http://www.samharris.org/blog/item/on-the-mechanics-of-defamation#.VDsSLTPpryM.twitter

Now, before I delve into details, and before we get caught up in those particulars, I want to point out that this blog post of his is an answer to people calling him a “genocidal fascist maniac” (which even I would suggest is a little hyperbolic), but this the thing. Nothing in this post would change my mind. I’ve been having some back and forth on Twitter with a person or two, someone is telling me that the point of the passage in question, and the chapter in his book it comes from, is a philosophical one about how belief drives action, and I think they’re trying to say the statement about the war is only an example.

Which, if the passage from the book had been the end of it, while I still don’t believe that theory (that the justification of the USA killing Islamist terrorists was put forth only as a theoretical example), I might have been able to let it pass, I might have said, ‘OK, close enough,’ but he said it again, in this blog post that was ostensibly intended to portray him in a less maniacal light. It wasn’t a hypothetical reference; it was updated for today’s war and was very specific. I’m speaking of the last three paragraphs in the post. Here’s the new statement, same as the one that got him in trouble with actual liberals in the first place:

“It would be ethical to kill these men (he means ISIS)—once again, only if we couldn’t capture them—because of all the death and suffering they intend to cause in the future. Why do they intend this? Because of what they believe about infidels, apostates, women, paradise, prophecy, America, and so forth.”

And here’s the rest of his defense:

“ . . . nowhere in my work do I suggest that we kill harmless people for thought crimes.”

First of all, wow, just wow. If we’re not dangerous people AND we don’t ever have nasty thoughts, Harris is not advocating for our destruction. What a shining beacon of Liberalism.

Now, the ways in which this philosophy contrasts with my own views:

The clear implication here is that Harris does think we should kill harmful people for thought crimes.
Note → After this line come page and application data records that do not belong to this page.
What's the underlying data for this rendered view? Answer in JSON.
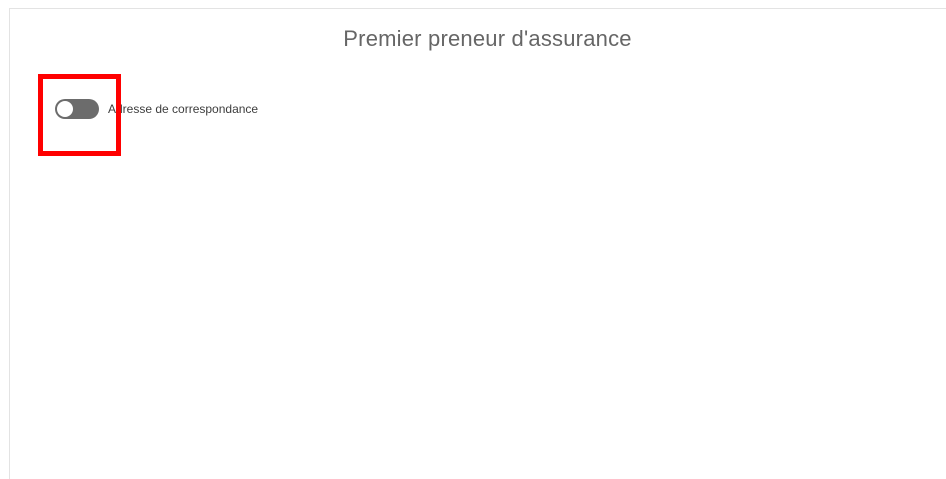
{
  "panel": {
    "title": "Premier preneur d'assurance"
  },
  "toggle": {
    "label": "Adresse de correspondance",
    "state": "off"
  },
  "colors": {
    "highlight": "#ff0000",
    "toggle_track": "#6c6c6c",
    "toggle_knob": "#ffffff",
    "title_text": "#666666"
  }
}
Personally, I think that anyone trying to lessen both the expected duration of the Islamists’ hatred for and wish to kill Americans and also the level of violence and war in the world generally would not even advocate for killing these harmful people for actual crimes, let alone thought crimes.

I marvel at this philosopher’s self-unawareness. In advocating that we should kill harmful people for thought crimes, Mr. Harris is a faithful mirror to the very attitude he ascribes in these passages to Islamists alone, that it is justifiable and somehow helpful to kill those whose beliefs are antithetical to ours, or to our lives. By this reasoning, it must also be “ethical” for Islamists to kill Americans.

The only place this reasoning is ethical is in a very small world, a tribal situation. This is only morality to someone for whom the only moral concerns are the domination interests of his own tribe, someone for whom the death of his enemies is not a moral issue. It’s not exactly peacemaking, which, I think, by definition means the search for a larger morality, one in which a solution is sought for all parties. Of course, in geopolitics, in the new, smaller world we live in, for the more than fifty years during which nuclear war has been a real concern, the difference between war and peace affects us all. It is really in all of our interest that the morality of peacemaking be the morality we attain to.

And if America is, God forbid, listening to Sam Harris for moral guidance, then it seems sort of obvious what the problem is, at least from our side.